Exploring the value of reflexivity in learning disability research
evidence and practice    

Exploring the value of reflexivity in learning disability research

Laurie McKibben PhD graduate, School of Nursing and Midwifery, Medical Biology Centre, Queen’s University Belfast, Belfast, Northern Ireland

Qualitative research is conducted using methods such as one-to-one interviews and focus groups, and incorporates an element of subjectivity. In learning disability research, this subjectivity could be considered a positive attribute, enabling researchers to consider context, emotions and observations when interpreting data. Reflexivity can be used by researchers to manage their thoughts, feelings and preconceptions when undertaking research in emotive contexts. It has also been identified that providing evidence of reflexivity increases the trustworthiness and rigour of qualitative research. In this article the author presents a personal account of how using reflexivity enhanced research they were conducting and improved the rigour of its conduct and reporting. The article also details the role of reflexivity in learning disability practice and makes recommendations for how this could be implemented.
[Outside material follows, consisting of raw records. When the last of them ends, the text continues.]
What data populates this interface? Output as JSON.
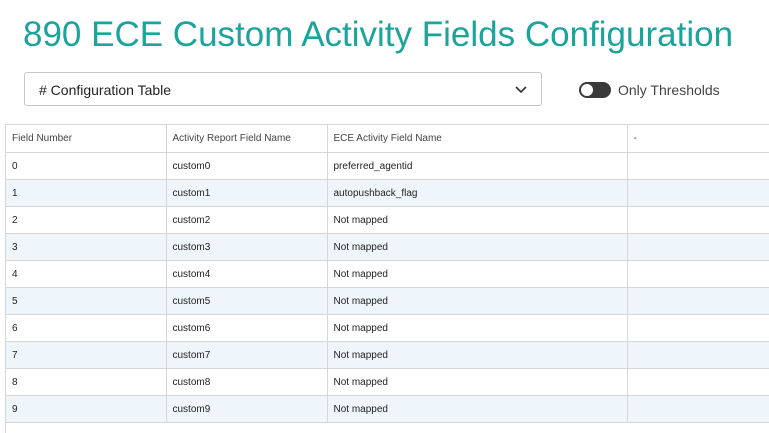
{
  "header": {
    "title": "890 ECE Custom Activity Fields Configuration"
  },
  "controls": {
    "dropdown_value": "# Configuration Table",
    "toggle_label": "Only Thresholds",
    "toggle_on": false
  },
  "table": {
    "headers": [
      "Field Number",
      "Activity Report Field Name",
      "ECE Activity Field Name",
      "-"
    ],
    "rows": [
      [
        "0",
        "custom0",
        "preferred_agentid",
        ""
      ],
      [
        "1",
        "custom1",
        "autopushback_flag",
        ""
      ],
      [
        "2",
        "custom2",
        "Not mapped",
        ""
      ],
      [
        "3",
        "custom3",
        "Not mapped",
        ""
      ],
      [
        "4",
        "custom4",
        "Not mapped",
        ""
      ],
      [
        "5",
        "custom5",
        "Not mapped",
        ""
      ],
      [
        "6",
        "custom6",
        "Not mapped",
        ""
      ],
      [
        "7",
        "custom7",
        "Not mapped",
        ""
      ],
      [
        "8",
        "custom8",
        "Not mapped",
        ""
      ],
      [
        "9",
        "custom9",
        "Not mapped",
        ""
      ]
    ]
  },
  "colors": {
    "title": "#1ba39c",
    "row_alt": "#eef6fb",
    "toggle_off": "#3a3a3a"
  },
  "icons": {
    "dropdown": "chevron-down-icon"
  }
}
Learning Disability Practice. doi: 10.7748/ldp.2019.e1977

Peer review

This article has been subject to external double-blind peer review and has been checked for plagiarism using automated software

Correspondence

lturner12@qub.ac.uk

Conflict of interest

None declared

McKibben L (2019) Exploring the value of reflexivity in learning disability research. Learning Disability Practice. doi: 10.7748/ldp.2019.e1977

Published online: 17 October 2019